  • [Show abstract] [Hide abstract]
    ABSTRACT: A laser flash photolysis–resonance fluorescence technique has been employed to study the kinetics of the reactions of atomic chlorine with acetone (CH3C(O)CH3; k1), 2-butanone (C2H5C(O)CH3; k2), and 3-pentanone (C2H5C(O)C2H5; k3) as a function of temperature (210–440 K) and pressure (30–300 Torr N2). No significant pressure dependence is observed for any of the reactions studied. Arrhenius expressions (units are 10−11 cm3 molecule−1 s−1) obtained from the data are k1(T) = (1.53 ± 0.19) exp[(−594 ± 33)/T], k2(T) = (2.77 ± 0.33) exp[(+76 ± 33)/T], and k3(T) = (5.66 ± 0.41) exp[(+87 ± 22)/T], where uncertainties are 2σ and represent precision only. The accuracy of reported rate coefficients is estimated to be ±15% over the entire range of pressure and temperature investigated. The room temperature rate coefficients reported in this study are in good agreement with a majority of literature values. However, the activation energies reported in this study are in poor agreement with the literature values, particularly for 2-butanone and 3-pentanone. Possible explanations for discrepancies in published kinetic parameters are proposed, and the potential role of Cl + ketone reactions in atmospheric chemistry is discussed. © 2008 Wiley Periodicals, Inc. Int J Chem Kinet 40: 259–267, 2008
    International Journal of Chemical Kinetics 01/2008; 40(5):259-267. · 1.19 Impact Factor
  • [Show abstract] [Hide abstract]
    ABSTRACT: The kinetics of the gas-phase reactions of chlorine atoms with dichloromethane (CH2Cl2) and D-dichloromethane (CD2Cl2) was studied using the relative rate method with Cl+CH3Br as the reference reaction. The rate constants for H-abstraction from CH2Cl2 (kH) and D-abstraction from CD2Cl2 (kD) were measured in the temperature range of 298–527K and at a total pressure of 100Torr using N2 as a diluent. The temperature dependencies of the rate constants (with the 2σ error limits) are described by the expressions: kH=(8.69±0.82)×10−12×exp(−955±20/T) and kD=(6.98±0.91)×10−12×exp(−1285±25/T)cm3molecule−1s−1. The kinetic isotope effect, described by the ratio kH/kD, was found of 3.8±0.2 at room temperature.

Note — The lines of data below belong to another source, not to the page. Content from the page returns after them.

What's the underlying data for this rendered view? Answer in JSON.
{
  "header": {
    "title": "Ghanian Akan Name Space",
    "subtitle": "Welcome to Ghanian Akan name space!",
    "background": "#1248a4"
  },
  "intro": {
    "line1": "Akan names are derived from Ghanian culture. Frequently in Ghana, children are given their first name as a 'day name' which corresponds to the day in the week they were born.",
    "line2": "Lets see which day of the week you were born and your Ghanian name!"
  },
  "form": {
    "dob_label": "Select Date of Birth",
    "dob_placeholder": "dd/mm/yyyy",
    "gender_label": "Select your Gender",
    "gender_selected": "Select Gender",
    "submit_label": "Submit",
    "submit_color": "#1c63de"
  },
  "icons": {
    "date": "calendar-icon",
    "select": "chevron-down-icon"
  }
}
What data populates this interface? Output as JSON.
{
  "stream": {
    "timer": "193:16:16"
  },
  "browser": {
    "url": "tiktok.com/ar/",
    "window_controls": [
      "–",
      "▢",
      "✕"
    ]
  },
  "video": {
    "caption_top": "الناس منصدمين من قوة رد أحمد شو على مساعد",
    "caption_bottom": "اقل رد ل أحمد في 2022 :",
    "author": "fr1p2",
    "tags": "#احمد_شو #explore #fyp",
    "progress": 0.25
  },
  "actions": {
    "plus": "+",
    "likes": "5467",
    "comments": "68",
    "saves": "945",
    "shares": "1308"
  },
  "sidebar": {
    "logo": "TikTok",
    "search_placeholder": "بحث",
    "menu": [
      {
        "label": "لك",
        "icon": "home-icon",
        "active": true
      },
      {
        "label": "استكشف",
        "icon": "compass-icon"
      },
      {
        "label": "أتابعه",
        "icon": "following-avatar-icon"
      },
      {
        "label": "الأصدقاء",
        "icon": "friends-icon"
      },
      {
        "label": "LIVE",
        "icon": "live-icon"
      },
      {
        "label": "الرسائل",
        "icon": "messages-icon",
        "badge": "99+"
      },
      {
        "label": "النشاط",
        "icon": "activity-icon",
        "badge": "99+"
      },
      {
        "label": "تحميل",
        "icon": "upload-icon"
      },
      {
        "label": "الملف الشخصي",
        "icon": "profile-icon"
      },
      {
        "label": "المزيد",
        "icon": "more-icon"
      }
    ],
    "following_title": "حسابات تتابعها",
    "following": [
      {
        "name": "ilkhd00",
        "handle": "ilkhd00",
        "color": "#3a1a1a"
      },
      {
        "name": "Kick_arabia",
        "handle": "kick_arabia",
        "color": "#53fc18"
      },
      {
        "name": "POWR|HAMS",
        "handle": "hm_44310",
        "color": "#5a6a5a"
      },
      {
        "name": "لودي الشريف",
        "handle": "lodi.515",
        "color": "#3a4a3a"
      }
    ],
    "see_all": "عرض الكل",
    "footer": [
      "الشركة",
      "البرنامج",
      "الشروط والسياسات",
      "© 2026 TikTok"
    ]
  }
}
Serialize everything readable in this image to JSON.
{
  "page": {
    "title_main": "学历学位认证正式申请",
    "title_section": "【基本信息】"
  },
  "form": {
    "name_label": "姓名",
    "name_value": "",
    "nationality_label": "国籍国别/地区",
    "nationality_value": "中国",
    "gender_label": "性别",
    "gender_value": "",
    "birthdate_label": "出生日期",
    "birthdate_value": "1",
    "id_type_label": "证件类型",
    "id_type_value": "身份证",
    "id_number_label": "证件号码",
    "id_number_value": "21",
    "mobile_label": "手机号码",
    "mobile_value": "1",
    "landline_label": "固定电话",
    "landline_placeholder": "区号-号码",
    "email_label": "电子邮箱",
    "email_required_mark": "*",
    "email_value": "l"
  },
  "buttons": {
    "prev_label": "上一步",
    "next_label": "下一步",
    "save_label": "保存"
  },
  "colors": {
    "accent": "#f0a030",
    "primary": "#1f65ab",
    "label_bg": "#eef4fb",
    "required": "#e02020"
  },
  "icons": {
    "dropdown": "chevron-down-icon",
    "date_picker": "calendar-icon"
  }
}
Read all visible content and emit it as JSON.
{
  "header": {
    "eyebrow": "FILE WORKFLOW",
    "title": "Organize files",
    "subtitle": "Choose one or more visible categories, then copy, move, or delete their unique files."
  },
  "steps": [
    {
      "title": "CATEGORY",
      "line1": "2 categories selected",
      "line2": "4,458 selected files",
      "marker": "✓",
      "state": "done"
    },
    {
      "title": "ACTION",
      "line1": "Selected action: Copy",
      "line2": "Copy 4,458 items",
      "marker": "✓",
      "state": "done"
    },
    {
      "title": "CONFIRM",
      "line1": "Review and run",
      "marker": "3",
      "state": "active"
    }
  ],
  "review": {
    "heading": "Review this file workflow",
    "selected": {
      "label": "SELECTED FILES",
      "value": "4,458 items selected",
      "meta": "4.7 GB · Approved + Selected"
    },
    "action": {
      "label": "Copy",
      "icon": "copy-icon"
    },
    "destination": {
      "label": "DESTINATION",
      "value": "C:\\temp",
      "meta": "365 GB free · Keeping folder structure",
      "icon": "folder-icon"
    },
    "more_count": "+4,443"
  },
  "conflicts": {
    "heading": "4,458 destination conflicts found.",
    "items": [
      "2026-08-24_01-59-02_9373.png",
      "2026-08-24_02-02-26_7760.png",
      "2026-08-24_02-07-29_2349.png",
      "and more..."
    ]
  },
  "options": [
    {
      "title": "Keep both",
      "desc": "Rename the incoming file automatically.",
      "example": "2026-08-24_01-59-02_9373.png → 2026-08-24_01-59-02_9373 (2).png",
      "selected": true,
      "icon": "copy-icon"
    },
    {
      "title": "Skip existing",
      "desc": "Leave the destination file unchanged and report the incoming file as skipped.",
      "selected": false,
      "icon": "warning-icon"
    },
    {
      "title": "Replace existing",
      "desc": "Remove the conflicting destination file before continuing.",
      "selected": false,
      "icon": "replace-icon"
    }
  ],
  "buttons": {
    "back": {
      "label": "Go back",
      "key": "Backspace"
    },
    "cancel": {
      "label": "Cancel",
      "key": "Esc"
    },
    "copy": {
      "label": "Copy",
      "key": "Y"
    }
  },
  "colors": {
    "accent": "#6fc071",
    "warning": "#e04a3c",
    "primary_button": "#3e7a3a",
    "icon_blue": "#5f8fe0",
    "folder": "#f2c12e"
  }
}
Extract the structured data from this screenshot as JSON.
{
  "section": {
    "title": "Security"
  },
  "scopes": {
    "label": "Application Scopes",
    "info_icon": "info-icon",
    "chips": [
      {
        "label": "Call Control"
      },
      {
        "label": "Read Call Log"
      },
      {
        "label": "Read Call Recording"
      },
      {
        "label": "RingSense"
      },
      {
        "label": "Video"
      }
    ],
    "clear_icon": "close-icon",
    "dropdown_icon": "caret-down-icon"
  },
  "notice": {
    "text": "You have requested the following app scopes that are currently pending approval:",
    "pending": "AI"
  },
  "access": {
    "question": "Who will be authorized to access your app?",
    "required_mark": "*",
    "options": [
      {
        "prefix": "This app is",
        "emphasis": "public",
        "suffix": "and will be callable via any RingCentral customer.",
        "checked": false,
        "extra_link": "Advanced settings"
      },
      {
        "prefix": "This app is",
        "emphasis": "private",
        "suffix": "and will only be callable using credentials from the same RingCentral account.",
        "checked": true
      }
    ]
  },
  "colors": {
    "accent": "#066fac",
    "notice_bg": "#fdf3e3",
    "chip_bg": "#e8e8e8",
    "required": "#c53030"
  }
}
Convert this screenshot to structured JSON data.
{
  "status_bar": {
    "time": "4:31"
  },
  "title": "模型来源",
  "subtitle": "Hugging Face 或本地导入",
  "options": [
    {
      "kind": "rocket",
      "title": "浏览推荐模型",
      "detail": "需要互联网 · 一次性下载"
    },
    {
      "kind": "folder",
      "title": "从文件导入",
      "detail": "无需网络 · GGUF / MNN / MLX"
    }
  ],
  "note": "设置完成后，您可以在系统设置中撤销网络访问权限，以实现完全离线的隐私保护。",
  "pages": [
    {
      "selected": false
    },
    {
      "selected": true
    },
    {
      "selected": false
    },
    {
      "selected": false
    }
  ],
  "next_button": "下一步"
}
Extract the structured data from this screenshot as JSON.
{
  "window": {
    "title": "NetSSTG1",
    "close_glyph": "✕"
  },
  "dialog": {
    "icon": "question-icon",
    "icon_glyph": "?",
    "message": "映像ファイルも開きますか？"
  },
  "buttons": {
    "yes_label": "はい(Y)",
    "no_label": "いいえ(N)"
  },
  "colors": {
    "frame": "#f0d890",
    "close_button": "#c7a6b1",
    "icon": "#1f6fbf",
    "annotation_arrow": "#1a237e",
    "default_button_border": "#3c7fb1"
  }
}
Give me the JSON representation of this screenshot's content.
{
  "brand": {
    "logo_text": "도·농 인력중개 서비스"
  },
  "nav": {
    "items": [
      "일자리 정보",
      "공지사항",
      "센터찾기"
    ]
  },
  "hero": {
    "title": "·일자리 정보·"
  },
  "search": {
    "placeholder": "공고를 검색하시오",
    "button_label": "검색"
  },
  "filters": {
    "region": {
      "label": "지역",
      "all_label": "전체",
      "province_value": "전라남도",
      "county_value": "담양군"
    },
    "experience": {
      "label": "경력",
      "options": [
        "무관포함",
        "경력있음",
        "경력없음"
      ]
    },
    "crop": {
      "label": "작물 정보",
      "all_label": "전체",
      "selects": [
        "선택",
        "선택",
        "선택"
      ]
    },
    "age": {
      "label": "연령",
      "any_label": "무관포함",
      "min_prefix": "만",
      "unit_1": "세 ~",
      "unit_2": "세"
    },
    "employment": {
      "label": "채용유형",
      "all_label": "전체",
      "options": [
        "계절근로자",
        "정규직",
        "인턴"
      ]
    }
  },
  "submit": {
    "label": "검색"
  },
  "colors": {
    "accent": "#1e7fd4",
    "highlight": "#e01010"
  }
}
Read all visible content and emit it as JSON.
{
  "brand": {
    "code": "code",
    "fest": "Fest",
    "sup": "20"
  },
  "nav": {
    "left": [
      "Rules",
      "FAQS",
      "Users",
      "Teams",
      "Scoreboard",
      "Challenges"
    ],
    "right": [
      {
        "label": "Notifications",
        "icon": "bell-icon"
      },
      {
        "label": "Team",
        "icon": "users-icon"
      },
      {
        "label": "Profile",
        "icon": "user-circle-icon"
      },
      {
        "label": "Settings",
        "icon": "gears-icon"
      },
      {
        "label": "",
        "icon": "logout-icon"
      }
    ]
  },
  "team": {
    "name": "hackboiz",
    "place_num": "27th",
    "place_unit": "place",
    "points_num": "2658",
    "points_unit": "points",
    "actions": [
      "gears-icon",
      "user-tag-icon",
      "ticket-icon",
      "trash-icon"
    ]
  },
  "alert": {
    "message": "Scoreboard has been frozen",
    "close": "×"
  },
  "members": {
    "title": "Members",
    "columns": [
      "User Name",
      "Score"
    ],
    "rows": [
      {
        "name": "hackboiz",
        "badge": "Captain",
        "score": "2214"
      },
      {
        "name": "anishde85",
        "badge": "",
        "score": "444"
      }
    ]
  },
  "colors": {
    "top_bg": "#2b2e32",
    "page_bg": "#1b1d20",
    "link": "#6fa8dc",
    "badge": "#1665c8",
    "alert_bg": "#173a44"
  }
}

    Chemical Physics Letters 01/2011; 514(4):220-225. · 2.15 Impact Factor